The public version is available to read online and its 55 pages are dominated by one word: Russia. Indeed, much of it concerns what is happening domestically in Russia, in a manner that is familiar from any number of previous think-tank reports and summaries.
Only halfway through its total length does the report move on to consider the consequences of Kremlin policy more specifically in Latvia.
"Actions against Latvia are carried out by special services of several countries. The aggressive activities of Russian intelligence and security services pose a serious threat to the collective security of NATO and EU, and the national security of Latvia, while the activities conducted by special services of other countries over the past year are assessed by SAB as moderate and not having posed a direct threat to Latvian national security. The activities of the Russian special services against Latvia are within the scope of their general activities aimed against the West," the SAB report says, using mainstream media as its sources.
"In October 2018, media announced that Roman Tatarka, an employee of the Russian Embassy in Rīga, attended the same Military Academy as Anatoly Chepiga, involved in the poisoning of Sergei Skripal. Tatarka was recalled from Latvia in the beginning of 2019," SAB says.
"He first came to the attention of SAB as a Russian military intelligence officer during his previous posting in Latvia in 2010," it adds.
"SAB predicted high Russian interest on the 2018 Latvian parliamentary elections. No targeted campaign influencing the election results were observed," it says, adding that Russian services "were mostly using open sources to collect information on the elections and the subsequent process of forming the government."
"Media monitoring conducted by SAB did not indicate Russian attempts to influence the outcome of the 2018 Latvian parliamentary election through propaganda media," SAB says, suggesting "a long time strategy to create a negative and hostile image of Latvia rather than a coordinated informative support to any particular political party" was the intention.
However, there are one or two more interesting nuggets of information.
"In 2018 SAB plead [sic] the Minister of the Interior to include an individual representing a Russian company in Latvia in the list of persons to whom it is prohibited to entry into the territory of Latvia. The particular person was collecting information on Latvian nationals and their trips to Russia in accordance with tasks received from Russian special services," the report says.
The cyber sphere represents a particular threat, the report says, but gives few details or numbers.
"According to the information available to the SAB, cyber-attacks on Latvia have been carried out by both GU and FSB over the last few years. The attacks have been espionage related and in most cases have been directed against government institutions or individual officials working in the fields of home affairs, foreign affairs and defense."

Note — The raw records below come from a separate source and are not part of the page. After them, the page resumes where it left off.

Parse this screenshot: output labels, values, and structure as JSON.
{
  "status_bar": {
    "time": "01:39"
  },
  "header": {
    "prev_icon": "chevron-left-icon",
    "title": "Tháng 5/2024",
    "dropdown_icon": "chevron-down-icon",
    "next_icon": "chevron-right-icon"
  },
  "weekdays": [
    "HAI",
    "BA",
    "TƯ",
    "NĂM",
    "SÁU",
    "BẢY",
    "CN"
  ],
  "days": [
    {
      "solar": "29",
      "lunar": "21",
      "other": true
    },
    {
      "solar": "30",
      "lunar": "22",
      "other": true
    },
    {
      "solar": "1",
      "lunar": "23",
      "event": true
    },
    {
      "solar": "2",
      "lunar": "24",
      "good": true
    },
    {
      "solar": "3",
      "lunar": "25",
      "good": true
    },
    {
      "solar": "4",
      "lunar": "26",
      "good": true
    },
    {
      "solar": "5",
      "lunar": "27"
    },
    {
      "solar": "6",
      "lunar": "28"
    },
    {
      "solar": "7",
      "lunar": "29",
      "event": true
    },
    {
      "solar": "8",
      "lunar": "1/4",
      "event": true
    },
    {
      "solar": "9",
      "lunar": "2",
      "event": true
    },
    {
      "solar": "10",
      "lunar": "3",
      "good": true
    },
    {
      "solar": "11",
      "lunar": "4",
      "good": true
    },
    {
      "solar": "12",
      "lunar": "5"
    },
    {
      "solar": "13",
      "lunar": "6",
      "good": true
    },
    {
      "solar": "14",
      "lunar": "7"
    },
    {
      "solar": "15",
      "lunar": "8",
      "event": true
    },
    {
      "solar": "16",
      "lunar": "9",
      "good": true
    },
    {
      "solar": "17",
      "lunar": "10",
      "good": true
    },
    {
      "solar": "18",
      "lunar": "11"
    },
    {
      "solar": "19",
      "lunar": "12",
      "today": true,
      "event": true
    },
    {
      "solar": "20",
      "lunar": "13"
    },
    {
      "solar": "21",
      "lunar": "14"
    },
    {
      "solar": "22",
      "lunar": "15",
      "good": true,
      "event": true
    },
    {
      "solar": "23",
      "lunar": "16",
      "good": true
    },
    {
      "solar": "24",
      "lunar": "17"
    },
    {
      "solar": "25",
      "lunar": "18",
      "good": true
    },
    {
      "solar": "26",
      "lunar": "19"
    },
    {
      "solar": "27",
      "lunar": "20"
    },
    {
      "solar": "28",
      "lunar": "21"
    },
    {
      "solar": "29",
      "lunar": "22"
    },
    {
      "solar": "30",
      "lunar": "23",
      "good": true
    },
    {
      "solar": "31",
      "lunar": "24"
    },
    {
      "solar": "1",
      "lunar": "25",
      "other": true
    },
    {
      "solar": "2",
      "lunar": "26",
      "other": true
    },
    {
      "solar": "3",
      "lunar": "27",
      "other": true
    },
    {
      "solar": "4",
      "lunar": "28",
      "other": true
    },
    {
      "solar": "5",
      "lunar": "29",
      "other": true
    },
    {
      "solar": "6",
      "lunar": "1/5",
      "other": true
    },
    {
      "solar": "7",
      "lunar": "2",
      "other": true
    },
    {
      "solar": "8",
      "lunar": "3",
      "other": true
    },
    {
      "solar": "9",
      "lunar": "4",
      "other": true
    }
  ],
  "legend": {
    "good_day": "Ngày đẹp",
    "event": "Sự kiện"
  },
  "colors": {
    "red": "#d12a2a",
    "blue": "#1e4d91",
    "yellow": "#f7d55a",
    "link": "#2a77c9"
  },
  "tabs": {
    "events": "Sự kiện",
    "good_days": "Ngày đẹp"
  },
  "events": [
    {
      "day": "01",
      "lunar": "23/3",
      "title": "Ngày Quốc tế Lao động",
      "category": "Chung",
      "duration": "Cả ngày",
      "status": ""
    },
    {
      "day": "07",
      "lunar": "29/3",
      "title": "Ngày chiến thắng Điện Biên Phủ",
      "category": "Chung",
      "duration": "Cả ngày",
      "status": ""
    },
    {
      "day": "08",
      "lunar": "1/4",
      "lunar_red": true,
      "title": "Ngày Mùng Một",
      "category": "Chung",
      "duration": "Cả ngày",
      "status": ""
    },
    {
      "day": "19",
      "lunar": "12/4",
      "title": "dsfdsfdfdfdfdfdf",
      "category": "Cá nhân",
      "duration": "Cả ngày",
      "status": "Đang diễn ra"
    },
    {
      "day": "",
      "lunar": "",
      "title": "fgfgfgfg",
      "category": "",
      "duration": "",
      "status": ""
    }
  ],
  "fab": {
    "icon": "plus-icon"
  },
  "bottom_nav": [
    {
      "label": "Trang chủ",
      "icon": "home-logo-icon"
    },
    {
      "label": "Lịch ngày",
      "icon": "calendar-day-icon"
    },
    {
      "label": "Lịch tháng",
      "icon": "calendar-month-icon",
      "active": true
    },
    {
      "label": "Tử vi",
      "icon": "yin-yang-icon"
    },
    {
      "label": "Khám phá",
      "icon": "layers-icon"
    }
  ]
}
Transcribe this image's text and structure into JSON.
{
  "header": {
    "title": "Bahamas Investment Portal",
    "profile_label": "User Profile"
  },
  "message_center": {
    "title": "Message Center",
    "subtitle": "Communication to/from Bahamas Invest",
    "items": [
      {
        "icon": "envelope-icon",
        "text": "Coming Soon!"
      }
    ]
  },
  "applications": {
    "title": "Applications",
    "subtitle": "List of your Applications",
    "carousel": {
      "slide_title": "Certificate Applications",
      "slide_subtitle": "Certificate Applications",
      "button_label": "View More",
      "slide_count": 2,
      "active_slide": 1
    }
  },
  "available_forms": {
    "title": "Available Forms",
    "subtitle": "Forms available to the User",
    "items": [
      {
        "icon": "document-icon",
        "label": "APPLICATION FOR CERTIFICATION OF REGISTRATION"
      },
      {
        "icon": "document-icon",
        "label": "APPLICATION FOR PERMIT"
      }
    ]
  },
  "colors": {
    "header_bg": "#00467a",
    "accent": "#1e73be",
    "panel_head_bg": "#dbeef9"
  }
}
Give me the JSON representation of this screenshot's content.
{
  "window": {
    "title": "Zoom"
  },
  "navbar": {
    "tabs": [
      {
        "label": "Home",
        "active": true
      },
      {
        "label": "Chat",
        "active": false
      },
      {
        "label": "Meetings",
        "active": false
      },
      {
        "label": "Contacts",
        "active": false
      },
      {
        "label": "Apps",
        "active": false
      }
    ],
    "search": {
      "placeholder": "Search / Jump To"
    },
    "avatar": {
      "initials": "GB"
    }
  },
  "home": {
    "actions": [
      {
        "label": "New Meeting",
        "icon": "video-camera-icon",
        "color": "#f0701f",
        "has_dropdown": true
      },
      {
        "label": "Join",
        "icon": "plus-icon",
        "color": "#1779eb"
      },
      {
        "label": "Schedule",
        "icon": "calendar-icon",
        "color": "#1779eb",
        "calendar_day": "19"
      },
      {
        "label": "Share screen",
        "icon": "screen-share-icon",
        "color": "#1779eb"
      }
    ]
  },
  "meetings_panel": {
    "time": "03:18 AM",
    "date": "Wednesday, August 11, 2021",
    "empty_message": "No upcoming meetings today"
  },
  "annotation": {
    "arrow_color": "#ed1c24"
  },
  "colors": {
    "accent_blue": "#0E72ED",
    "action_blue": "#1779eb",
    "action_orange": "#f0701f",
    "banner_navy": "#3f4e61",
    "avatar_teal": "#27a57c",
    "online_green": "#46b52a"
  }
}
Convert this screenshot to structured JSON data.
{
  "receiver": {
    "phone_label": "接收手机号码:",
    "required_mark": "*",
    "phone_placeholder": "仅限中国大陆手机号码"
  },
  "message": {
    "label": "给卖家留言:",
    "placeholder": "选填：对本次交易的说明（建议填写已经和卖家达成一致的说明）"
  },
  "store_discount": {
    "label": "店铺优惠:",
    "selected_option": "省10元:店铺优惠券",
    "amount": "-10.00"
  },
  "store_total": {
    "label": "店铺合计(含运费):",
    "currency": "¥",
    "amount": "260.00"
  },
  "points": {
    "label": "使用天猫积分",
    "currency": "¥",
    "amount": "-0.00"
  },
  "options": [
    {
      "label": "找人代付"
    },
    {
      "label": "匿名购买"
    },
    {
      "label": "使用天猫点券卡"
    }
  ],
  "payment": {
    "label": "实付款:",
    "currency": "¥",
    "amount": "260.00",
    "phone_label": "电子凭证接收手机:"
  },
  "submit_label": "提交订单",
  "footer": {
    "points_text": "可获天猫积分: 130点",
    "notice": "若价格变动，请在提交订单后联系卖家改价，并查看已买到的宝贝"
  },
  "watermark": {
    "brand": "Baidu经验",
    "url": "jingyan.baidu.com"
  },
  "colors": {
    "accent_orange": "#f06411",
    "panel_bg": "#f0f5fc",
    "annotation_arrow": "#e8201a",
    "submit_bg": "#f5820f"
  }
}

However, in the matter of security clearances, some figures are given.
"In 2018, the SAB issued 588 security clearances fpr access to national classified information, 2388 security clearances for access to NATO classified information, and 2337 security clearances for access to EU classified information. Access to national classified information was denied in 12 cases, whereas access to NATO and EU classified information was denied in 4 cases."
There is also some interesting data on the use of authorized cellphone tapping which shows SAB is responsible for just 13% of it, compared with 38% by the State Police, 21% by the State Security Department and 10% by the Border Guard. Perhaps surprisingly, the KNAB anti-corruption police carried out a mere 1.5% of wire taps.
SAB was formed in 1995 with its main tasks including intelligence gathering, counter-intelligence and protection of state secrets. As the National Security Authority SAB also ensures protection of NATO and EU classified information in public institutions engaged in work with such information.